Dogs will often introduce themselves to other people before you have the chance to say hello yourself, and the unofficial dog-walking club that so many of us belong to is obviously a collective of like-minded people. But even if you’re lucky to be somewhere populated by a large selection of dogs and their owners of all shapes and sizes it’s still not the same as being part of a team.  That sporting togetherness that you may have shared in days gone by, and which, when you re-engage with it, is hugely liberating and enriching.  

All of which is not to criticise dog walking one iota.
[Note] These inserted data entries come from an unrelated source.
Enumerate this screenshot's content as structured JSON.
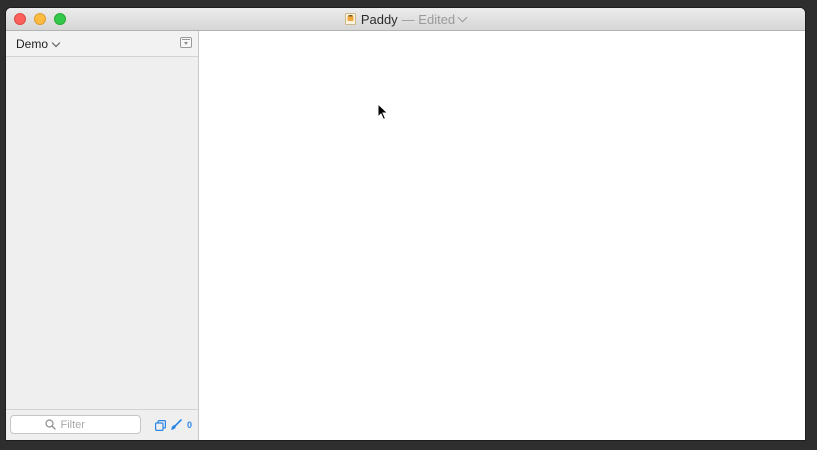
{
  "window": {
    "title": "Paddy",
    "status": "— Edited"
  },
  "sidebar": {
    "project": "Demo",
    "filter": {
      "placeholder": "Filter",
      "value": ""
    },
    "badge_count": "0"
  },
  "icons": {
    "document": "doc-icon",
    "sidebar_menu": "sidebar-menu-icon",
    "search": "search-icon",
    "duplicate": "duplicate-icon",
    "brush": "brush-icon",
    "cursor": "mouse-cursor-icon"
  },
  "colors": {
    "close": "#fc605c",
    "minimize": "#fdbc40",
    "zoom": "#34c84a",
    "accent": "#2b86e5"
  }
}
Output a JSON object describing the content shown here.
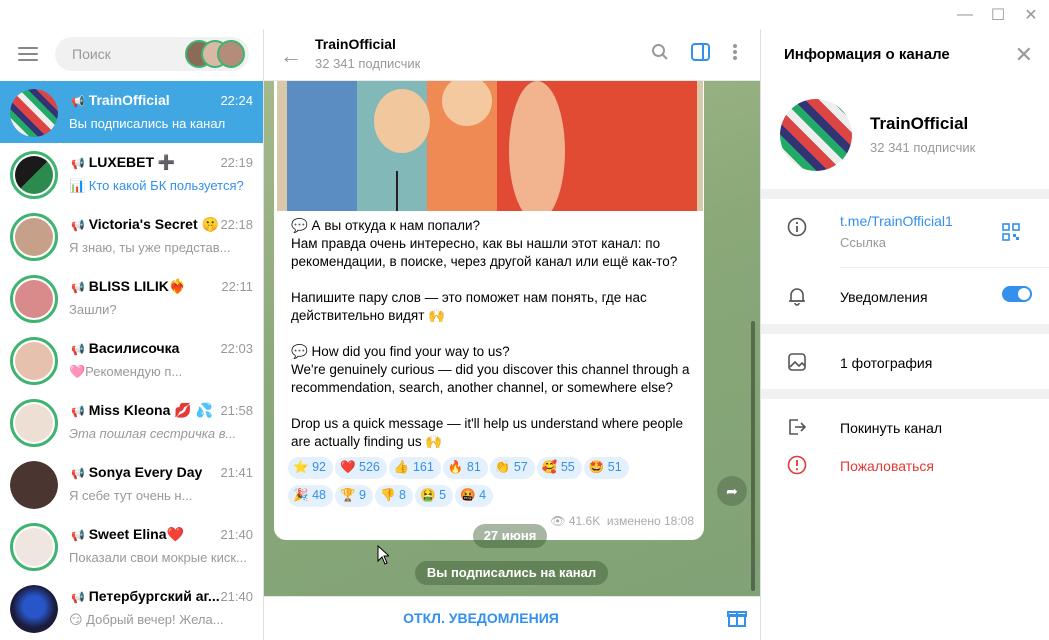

It’s wonderful, and it’s something I very much enjoy myself, but it’s something to do in conjunction with walking sports.

Perhaps you already enjoy a spot of walking football with friends, or perhaps you are brand new to the walking sports world and have just dipped a toe in. Either way, I’d recommend signing up to My Just Get Active for free. You’ll earn points as you track your walking sports session steps, but also for those wonderful social things like bringing friends along or organising refreshments. For an added bursts of motivation, My Just Get Active will even reward you with virtual trophies when you reach particular milestones that you can share with friends on social media from your very own personalised dashboard.

As time goes by, it’s about doing all we can to keep ourselves alive and alert, even if most of us now would be classified as Ambling Jack Flashes. And if you want an incentive, look no further than a certain 76-year-old called Mick. Don’t we all wish we could move like Jagger…